Struggling to balance a living with a passion, many writers wonder: what if life gets in the way? For Arlene Heyman, whose debut collection of short stories Scary Old Sex drops in March, writing was sidelined for years by her family and job. (Though she had a promising start as author Bernard Malamud’s student — and lover.) But Heyman kept working on the stories she’d begun as a twentysomething for the next thirty years. The result is a searing, provocative collection of stories that have had the rare chance to mature along with their author.
Heyman’s protagonists are professionals with professional-level doubt, people on their second and third marriages, mothers, sons, husbands, and wives. A woman making love to her second husband cannot forget her first, who died young, and her fantasies give her the control she feels she’s lost; a biologist tries to reconcile her professional and familial selves.

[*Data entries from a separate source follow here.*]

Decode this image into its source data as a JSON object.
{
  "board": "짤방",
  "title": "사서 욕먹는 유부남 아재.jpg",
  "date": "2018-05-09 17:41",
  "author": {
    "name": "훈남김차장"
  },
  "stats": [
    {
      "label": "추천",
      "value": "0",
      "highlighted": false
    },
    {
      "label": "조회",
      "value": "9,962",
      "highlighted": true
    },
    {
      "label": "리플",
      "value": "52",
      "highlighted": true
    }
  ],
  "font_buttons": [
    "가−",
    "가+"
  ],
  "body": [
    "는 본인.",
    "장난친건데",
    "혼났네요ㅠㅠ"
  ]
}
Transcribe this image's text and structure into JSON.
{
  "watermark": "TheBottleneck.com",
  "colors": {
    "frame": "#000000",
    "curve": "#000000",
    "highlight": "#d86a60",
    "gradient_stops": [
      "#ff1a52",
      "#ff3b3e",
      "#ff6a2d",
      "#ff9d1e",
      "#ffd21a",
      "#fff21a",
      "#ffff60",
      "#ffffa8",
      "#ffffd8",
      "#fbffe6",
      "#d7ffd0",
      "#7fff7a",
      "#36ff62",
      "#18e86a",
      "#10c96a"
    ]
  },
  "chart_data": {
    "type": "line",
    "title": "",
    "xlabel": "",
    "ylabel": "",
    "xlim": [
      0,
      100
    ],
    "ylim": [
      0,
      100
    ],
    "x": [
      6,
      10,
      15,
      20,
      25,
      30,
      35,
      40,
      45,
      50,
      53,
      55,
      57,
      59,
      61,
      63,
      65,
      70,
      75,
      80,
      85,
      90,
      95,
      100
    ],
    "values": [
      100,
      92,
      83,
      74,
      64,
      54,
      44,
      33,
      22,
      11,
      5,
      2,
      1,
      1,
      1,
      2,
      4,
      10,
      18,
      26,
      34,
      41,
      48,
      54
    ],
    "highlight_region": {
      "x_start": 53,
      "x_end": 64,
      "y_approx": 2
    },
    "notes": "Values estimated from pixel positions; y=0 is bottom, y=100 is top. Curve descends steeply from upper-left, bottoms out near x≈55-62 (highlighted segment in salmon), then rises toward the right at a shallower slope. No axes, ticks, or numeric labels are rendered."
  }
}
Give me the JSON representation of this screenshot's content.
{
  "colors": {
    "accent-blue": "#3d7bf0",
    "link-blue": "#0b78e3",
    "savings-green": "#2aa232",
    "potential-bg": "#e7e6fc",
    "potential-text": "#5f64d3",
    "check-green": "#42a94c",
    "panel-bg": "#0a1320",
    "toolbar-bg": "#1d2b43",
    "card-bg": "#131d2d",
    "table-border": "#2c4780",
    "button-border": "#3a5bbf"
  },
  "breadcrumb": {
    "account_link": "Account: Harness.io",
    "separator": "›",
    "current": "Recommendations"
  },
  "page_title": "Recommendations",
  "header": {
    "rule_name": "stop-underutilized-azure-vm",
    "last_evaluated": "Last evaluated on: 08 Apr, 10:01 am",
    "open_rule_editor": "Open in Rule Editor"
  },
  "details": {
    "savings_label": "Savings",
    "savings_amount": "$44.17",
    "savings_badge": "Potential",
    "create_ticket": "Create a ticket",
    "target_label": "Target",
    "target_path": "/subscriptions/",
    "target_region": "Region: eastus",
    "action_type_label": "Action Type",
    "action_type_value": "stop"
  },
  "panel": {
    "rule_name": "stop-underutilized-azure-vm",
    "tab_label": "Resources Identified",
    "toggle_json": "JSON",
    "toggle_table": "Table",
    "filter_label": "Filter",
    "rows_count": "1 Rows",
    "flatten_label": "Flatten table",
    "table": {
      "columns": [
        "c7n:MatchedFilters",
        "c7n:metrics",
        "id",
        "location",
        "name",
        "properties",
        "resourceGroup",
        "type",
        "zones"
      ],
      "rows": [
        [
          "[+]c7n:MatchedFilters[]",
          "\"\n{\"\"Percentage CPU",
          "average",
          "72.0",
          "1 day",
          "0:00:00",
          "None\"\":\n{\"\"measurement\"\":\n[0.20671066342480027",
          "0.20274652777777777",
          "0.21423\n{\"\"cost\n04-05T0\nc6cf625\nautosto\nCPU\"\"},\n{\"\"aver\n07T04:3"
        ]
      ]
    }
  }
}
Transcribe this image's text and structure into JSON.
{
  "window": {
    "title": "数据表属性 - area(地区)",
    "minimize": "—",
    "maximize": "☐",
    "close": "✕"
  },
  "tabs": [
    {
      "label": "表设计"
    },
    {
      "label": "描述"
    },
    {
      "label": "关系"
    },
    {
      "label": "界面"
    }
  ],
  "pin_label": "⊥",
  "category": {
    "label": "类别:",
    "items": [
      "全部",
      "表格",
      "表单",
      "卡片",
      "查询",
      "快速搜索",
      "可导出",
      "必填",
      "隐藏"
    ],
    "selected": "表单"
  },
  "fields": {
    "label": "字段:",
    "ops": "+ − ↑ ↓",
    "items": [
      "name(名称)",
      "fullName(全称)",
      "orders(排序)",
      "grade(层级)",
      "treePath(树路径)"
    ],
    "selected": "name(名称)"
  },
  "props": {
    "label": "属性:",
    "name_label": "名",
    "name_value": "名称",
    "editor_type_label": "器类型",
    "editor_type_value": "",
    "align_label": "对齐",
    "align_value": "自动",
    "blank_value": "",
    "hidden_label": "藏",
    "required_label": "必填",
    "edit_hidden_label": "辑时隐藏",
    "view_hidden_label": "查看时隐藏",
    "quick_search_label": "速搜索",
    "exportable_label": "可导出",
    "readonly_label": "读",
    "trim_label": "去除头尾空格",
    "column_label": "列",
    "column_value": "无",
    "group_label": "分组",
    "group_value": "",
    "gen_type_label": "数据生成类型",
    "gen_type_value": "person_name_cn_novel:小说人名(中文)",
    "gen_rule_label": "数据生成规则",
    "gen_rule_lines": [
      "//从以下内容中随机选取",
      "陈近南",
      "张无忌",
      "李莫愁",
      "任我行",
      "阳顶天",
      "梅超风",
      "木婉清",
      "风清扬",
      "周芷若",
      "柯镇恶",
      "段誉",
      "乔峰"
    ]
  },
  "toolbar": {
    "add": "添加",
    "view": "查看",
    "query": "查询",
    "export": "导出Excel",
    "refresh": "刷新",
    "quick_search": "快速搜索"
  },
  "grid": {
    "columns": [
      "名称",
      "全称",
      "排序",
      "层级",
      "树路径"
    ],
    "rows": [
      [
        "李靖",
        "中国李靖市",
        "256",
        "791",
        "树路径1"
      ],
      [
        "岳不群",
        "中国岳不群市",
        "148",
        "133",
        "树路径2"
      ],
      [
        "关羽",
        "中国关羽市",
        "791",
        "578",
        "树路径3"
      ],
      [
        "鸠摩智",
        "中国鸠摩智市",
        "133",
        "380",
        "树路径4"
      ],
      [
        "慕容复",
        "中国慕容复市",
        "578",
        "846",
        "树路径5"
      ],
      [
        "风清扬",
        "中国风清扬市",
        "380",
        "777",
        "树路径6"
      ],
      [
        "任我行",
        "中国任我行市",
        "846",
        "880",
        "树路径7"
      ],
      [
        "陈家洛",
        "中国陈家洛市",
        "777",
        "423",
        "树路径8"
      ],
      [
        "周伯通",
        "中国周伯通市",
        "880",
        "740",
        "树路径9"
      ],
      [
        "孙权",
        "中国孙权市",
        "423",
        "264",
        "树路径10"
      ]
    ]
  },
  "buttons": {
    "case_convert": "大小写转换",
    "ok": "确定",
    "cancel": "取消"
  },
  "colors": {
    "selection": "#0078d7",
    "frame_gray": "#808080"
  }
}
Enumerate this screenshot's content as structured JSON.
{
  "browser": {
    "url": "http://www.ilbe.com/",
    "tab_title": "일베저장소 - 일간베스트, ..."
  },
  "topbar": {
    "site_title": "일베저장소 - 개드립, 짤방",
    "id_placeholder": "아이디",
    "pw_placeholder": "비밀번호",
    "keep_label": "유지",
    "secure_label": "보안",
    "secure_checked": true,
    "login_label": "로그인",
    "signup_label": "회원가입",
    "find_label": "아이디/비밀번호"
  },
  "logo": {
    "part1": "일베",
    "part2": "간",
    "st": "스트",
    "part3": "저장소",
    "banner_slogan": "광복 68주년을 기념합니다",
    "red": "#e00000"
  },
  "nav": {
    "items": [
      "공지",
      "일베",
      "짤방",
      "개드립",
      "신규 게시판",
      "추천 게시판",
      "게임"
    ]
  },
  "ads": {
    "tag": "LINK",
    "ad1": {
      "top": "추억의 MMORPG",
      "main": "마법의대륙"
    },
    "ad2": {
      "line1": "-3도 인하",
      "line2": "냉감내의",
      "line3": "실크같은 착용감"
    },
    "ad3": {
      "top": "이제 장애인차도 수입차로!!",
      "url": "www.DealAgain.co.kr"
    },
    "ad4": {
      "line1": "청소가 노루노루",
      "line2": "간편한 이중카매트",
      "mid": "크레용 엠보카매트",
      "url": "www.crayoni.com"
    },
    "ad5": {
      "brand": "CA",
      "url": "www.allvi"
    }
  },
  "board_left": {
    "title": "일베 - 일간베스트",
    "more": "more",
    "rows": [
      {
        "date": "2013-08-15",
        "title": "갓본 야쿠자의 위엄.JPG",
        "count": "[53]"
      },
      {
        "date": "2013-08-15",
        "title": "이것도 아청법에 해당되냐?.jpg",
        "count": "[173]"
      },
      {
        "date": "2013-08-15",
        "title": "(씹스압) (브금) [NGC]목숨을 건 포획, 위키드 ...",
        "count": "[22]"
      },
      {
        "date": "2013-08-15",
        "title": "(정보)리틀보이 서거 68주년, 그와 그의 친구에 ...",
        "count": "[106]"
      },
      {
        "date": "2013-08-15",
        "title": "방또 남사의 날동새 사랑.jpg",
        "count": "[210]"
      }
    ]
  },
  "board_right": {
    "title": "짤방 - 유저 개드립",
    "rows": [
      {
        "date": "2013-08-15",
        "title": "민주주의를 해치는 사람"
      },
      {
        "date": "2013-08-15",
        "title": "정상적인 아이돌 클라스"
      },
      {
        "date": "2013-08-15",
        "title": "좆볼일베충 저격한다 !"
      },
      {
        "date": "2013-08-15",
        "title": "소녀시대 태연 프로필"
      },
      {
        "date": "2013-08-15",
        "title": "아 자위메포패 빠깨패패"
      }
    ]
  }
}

With the straightforward reporting and insight that comes from, but also transcends, her other training as a psychiatrist, Heyman more often ends a story by sowing doubt than by resolving it. But this doubt, she might argue, is what makes each of us unique. As occurs to one of her characters: “…a dreadful feeling came over her…of disconnectedness, as if she were herself some strange taped-together creature, the likes of which had never been seen before.”